Cuyahoga County’s executive plans to continue sending absentee ballot applications to all voters, circumventing a ban the state’s top elections official had imposed on boards of election. County Executive Ed FitzGerald announced Thursday that his administration will pay about $330,000 for a mass mailing, if County Council approves the expense Monday. Seven council members, including Republican Mike Gallagher, have already signed on as sponsors.
“The vote-by-mail program which Cuyahoga and other counties across the state were running were working. It was good government,” said FitzGerald, a Democrat. “That’s a principle that is worth going out on a limb for.”
FitzGerald’s solution might be short-lived, though. Republican Secretary of State Jon Husted said he plans to look for a “legislative fix” that would prevent county governments from paying for the mailings in the future.

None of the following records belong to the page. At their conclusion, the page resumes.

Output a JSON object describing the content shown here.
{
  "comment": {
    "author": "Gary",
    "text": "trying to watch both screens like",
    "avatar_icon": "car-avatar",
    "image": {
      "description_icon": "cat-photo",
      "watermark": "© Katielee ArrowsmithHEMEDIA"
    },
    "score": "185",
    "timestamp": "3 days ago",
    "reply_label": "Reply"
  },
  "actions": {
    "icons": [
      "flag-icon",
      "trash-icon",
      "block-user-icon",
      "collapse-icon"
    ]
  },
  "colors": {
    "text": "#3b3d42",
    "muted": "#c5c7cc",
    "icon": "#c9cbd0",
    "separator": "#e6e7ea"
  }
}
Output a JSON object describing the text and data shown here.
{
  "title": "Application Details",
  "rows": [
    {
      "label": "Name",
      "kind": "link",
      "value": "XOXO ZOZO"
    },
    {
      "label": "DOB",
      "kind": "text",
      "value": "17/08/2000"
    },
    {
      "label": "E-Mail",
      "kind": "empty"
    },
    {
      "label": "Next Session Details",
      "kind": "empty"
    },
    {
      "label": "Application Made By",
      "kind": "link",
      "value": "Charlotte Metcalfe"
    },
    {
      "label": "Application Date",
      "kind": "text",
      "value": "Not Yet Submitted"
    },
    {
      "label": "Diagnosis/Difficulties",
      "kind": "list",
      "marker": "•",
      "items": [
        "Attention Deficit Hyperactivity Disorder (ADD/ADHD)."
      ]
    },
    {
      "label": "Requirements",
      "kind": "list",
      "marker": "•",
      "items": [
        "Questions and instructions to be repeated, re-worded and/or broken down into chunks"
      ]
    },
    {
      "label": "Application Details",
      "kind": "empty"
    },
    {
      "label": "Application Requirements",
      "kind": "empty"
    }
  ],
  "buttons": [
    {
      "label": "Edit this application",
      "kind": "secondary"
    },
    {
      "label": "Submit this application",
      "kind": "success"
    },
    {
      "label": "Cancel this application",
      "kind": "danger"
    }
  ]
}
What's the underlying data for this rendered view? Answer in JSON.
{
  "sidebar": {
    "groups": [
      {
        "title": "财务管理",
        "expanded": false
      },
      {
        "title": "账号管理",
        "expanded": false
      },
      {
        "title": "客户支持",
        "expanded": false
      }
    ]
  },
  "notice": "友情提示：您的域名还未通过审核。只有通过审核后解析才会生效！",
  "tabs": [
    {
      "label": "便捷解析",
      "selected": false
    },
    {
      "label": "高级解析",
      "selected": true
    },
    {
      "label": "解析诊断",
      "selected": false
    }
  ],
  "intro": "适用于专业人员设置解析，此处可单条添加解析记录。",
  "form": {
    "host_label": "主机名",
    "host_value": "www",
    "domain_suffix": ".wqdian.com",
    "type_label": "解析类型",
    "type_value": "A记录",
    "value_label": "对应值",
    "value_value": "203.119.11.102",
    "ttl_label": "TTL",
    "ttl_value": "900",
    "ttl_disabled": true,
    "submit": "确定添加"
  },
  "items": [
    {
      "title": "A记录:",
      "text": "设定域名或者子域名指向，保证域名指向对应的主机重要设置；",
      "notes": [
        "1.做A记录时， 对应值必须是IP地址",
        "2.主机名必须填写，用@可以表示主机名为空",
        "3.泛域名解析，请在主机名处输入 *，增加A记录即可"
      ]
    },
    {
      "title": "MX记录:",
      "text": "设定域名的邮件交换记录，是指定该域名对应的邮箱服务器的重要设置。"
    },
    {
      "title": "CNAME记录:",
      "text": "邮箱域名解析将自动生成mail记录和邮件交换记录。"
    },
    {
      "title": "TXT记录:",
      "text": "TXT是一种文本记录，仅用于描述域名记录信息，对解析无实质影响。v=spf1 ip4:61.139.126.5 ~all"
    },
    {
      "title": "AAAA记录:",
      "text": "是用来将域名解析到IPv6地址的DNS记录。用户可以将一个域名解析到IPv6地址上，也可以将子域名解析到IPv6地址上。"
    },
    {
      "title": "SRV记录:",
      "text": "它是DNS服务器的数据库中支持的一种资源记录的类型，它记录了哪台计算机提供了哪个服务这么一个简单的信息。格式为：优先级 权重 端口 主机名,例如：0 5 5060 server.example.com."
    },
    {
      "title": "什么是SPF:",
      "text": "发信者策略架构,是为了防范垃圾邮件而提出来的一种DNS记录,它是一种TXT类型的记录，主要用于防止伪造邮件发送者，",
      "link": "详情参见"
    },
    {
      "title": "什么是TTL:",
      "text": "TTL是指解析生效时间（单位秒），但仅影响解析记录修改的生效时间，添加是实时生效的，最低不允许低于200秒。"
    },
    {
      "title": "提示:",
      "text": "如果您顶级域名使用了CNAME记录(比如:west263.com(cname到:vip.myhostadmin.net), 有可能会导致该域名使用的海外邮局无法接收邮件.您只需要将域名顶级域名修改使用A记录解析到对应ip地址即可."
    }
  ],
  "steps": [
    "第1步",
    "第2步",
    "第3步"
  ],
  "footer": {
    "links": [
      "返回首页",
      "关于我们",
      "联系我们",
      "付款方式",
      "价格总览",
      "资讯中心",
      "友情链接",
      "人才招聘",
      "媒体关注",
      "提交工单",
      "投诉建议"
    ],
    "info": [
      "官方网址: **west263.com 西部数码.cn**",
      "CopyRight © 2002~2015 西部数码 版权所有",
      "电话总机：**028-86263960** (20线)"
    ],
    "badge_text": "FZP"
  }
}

Since 2006, the Cuyahoga board of elections has regularly sent ballot applications to about 650,000 active voters. Hamilton and Franklin counties had similar programs.
But Husted on Monday outlawed boards from mailing the applications, stating that policies should be uniform throughout Ohio.
In addition, a controversial state law — which will take effect in six weeks unless opponents collect more than 230,000 signatures to trigger a referendum — will prevent county boards of elections from paying return postage on applications or paying postage for completed ballots.
FitzGerald’s plan “kind of flies in the face of what they were trying to achieve in their legislation,” said Husted spokesman Matt McClellan.
Even before Husted’s ban, the Cuyahoga board of elections split along partisan lines Monday on a vote to continue sending applications. Republicans opposed the program, in part because Husted — the board’s boss — had opposed it as far back as February.